1) Sri-Sri Gurv-astakam
2) Jaya Radha Madhava
The first song, which takes up all of the first side, is the same recording featured on the first Krishna Consciousness record, released by Happening Records in 1966 (which I will get to soon enough). This was the only other time (as far as I can tell) that it appeared on vinyl. The second side contains two songs, the first of which is a fairly famous version of “Sri Sri Guru-astaka.” Both of these songs appear on the Hare Krishna Classics & Originals CD released in the 90s.
The last song is “Jaya Radha Madhava,” but it’s no version I’ve heard anywhere before. It’s not any of the BBT CDs, nor on any of the “Vintage Series” CDs. It’s also not been released on any other vinyl records as far as I can tell. This is a very sweet version with a full congregation of devotees chanting along.
You can listen to samples below:
As with most of the Classic ISKCON Records, we’re left with zero details about the recording, pressing and distribution of this release. In actuality, none of it makes any sense. Here’s both a record cover and label that appear to contain recordings of the Mayapur Festival. Yet, when you drop the needle, you’re blessed with Srila Prabhupada instead. How this came about is anyone’s guess.
My speculation is this: The devotees, perhaps in 1976 or so, decided that it would be nice to release a record of field recordings from the Mayapur Festival. Thinking that nothing could possibly go wrong, they threw together an album cover, got a bunch of labels printed and then went to record the festival. Along the way, somehow something went horribly wrong. Maybe the devotee tasked with pushing the [REC] button spaced out. Maybe it was recorded, but somebody misplaced the tapes (ie, “spaced them out”). Maybe the sound quality was so horrible that it was rendered unlistenable. Whatever the reason, the music they wanted to appear on this record wasn’t available.

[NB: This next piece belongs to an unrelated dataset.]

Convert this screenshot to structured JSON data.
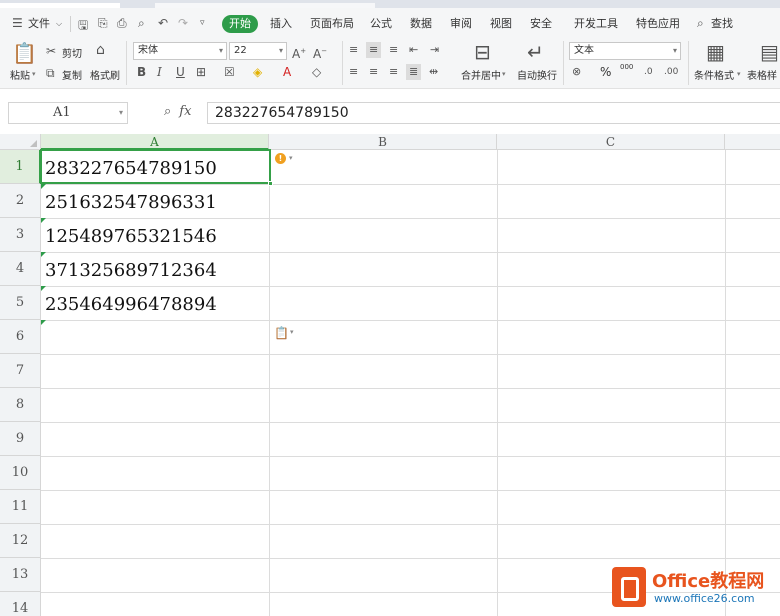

So rather than trash a thousand (or more? less? who knows!) covers and labels, they decided to fill it with Srila Prabhupada. Listening to it, I can tell that they must have had the master tapes (or a good copy thereof) in their possession. The first song sounds great, especially considering it’s the oldest of the bunch. The second and third sound even better. With these in hand, they then sent thirty-three minutes of mono music to the pressing plant. And what we have now is a Srila Prabhupada album, half of which had been already released, in a record cover claiming that it was a stereo recordings of the Mayapur Festival. Surprise!
The Archival Process

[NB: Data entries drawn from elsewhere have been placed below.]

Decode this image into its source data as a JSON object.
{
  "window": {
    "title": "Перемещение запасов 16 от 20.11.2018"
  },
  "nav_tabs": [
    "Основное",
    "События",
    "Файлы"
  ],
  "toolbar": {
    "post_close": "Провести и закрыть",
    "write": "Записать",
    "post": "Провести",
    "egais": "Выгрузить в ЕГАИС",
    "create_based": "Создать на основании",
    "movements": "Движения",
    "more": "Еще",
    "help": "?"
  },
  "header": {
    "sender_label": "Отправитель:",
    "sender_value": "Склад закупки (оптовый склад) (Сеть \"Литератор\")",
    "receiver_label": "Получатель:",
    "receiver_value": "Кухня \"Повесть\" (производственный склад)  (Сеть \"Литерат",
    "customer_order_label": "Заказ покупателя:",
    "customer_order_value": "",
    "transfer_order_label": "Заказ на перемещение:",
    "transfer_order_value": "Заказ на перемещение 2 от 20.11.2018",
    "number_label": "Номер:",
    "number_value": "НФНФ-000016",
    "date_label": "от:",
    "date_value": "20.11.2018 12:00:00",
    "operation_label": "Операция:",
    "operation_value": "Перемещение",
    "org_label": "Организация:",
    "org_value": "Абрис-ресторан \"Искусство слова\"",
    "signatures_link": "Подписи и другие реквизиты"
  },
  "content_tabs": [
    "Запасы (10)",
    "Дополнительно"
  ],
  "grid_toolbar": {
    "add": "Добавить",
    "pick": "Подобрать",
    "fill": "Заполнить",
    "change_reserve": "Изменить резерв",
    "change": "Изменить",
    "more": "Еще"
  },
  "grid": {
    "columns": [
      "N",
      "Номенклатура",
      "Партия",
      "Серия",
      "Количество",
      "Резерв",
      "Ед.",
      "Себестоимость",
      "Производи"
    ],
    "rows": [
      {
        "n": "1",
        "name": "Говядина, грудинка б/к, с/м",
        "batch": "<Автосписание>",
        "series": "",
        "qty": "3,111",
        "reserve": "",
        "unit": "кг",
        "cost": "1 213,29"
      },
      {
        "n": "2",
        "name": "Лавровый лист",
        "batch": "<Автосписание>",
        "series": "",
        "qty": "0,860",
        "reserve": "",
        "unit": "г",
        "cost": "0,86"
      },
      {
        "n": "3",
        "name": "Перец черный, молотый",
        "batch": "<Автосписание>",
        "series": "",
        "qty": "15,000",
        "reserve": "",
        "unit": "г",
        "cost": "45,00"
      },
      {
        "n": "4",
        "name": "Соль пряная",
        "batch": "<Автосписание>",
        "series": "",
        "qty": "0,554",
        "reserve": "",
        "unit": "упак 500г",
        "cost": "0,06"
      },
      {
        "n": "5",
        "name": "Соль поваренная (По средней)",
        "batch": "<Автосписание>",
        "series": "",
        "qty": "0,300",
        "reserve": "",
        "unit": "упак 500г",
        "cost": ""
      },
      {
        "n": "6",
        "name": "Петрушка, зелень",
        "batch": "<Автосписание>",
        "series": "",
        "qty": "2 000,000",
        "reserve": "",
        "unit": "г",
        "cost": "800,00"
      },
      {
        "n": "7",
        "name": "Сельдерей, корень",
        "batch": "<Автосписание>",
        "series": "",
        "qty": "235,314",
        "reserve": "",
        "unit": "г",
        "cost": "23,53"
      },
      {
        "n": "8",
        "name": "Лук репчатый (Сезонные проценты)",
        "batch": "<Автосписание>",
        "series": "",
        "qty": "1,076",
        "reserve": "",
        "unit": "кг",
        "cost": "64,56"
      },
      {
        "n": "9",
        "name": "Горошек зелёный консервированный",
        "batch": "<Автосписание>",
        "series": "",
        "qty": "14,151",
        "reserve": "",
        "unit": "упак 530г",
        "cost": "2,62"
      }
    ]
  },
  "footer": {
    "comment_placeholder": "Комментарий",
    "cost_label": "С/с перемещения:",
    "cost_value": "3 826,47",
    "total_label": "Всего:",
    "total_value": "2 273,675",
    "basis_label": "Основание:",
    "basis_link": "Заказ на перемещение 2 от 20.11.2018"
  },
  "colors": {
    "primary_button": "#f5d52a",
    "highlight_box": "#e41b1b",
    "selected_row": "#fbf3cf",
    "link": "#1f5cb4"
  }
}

This was one of the easier records to work on. My copy of it is VG+ on the Goldmine Scale, and while it’s got its fair share of pops and clicks, it sounds pretty good. You’ve got to understand that I’m archiving, not restoring. The difference is that while I am doing my best to fix the many, many tiny pops and clicks, it’s simply not possible to fix them all. While I can assure you that this particular record has never sounded better, I also have to remind you that it has been sourced from a 35 year old chunk of vinyl that has gone through the hands of who knows how many people (apparently including someone named Werner Wilde who thought it a good idea to put address stickers on his records). You will still hear some pops and clicks. The only way to really avoid that is to acquire the master tapes and do a full restoration.

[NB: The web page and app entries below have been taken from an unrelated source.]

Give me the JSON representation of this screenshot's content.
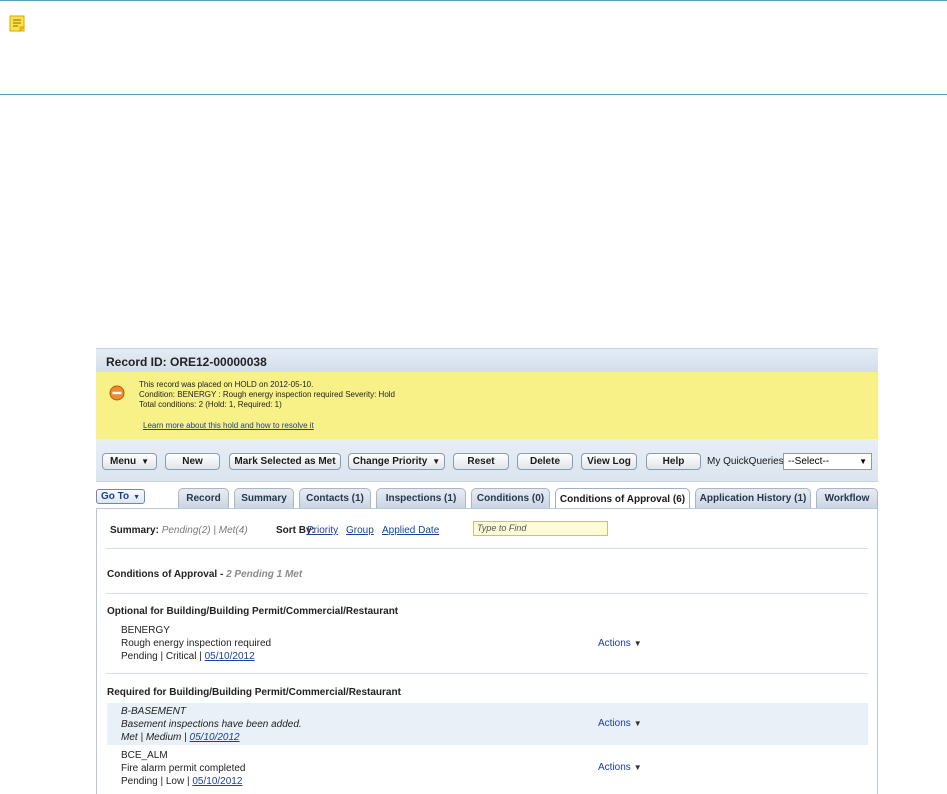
{
  "note_bar": {
    "icon": "note-icon"
  },
  "record": {
    "title": "Record ID: ORE12-00000038"
  },
  "hold": {
    "line1": "This record was placed on HOLD on 2012-05-10.",
    "line2": "Condition: BENERGY : Rough energy inspection required Severity: Hold",
    "line3": "Total conditions: 2   (Hold: 1, Required: 1)",
    "link": "Learn more about this hold and how to resolve it",
    "icon_color": "#e8772a"
  },
  "toolbar": {
    "menu": "Menu",
    "new": "New",
    "mark_met": "Mark Selected as Met",
    "change_priority": "Change Priority",
    "reset": "Reset",
    "delete": "Delete",
    "view_log": "View Log",
    "help": "Help",
    "quick_label": "My QuickQueries",
    "quick_value": "--Select--"
  },
  "goto": "Go To",
  "tabs": [
    {
      "label": "Record"
    },
    {
      "label": "Summary"
    },
    {
      "label": "Contacts (1)"
    },
    {
      "label": "Inspections (1)"
    },
    {
      "label": "Conditions (0)"
    },
    {
      "label": "Conditions of Approval (6)",
      "active": true
    },
    {
      "label": "Application History (1)"
    },
    {
      "label": "Workflow"
    }
  ],
  "summary": {
    "label": "Summary:",
    "pending": "Pending(2)",
    "separator": " | ",
    "met": "Met(4)",
    "sort_label": "Sort By:",
    "sort_priority": "Priority",
    "sort_group": "Group",
    "sort_date": "Applied Date",
    "find_placeholder": "Type to Find"
  },
  "coa_heading": {
    "title": "Conditions of Approval - ",
    "counts": " 2 Pending  1 Met"
  },
  "groups": [
    {
      "heading": "Optional for Building/Building Permit/Commercial/Restaurant",
      "items": [
        {
          "code": "BENERGY",
          "desc": "Rough energy inspection required",
          "status": "Pending | Critical | ",
          "date": "05/10/2012",
          "actions": "Actions"
        }
      ]
    },
    {
      "heading": "Required for Building/Building Permit/Commercial/Restaurant",
      "items": [
        {
          "code": "B-BASEMENT",
          "desc": "Basement inspections have been added.",
          "status": "Met | Medium | ",
          "date": "05/10/2012",
          "actions": "Actions"
        },
        {
          "code": "BCE_ALM",
          "desc": "Fire alarm permit completed",
          "status": "Pending | Low | ",
          "date": "05/10/2012",
          "actions": "Actions"
        }
      ]
    }
  ]
}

I have archived this record in both lossless FLAC (level 8) and as high quality MP3s (320kbps). For most, the MP3s will do just fine.
Just click on the button and it’ll take you to a page where you can download the zip file. Then open the zip file with WinZip (or whatever program you use to open zip files). Add to your MP3 library or burn it to a CD-R. Easy as pie!
Vinyl LP from my personal collection.
Audio Equipment Used:
Turntable: Pro-Ject Debut Carbon w/ acrylic platter and Speedbox II
Cartridge: Ortofon 2M Red
Preamp: Bellari VP-130 w/ Sovtek 12AX7LPS Vacuum Tube
Soundcard: Roland Edirol UA-1EX USB external soundcard
Audacity 2.0.1 on Linux Mint 14 (recorded at 24bit/96kHz)
Gnome Wave Cleaner 0.21-17 (click/pop removal)
Gnac 0.2.4 (to convert file to 16 bit FLAC level 8 and 320kbps MP3)
Scanned at 300dpi with Epson v500 Scanner
Edited and Restored Using GIMP Image Editor 2.8.2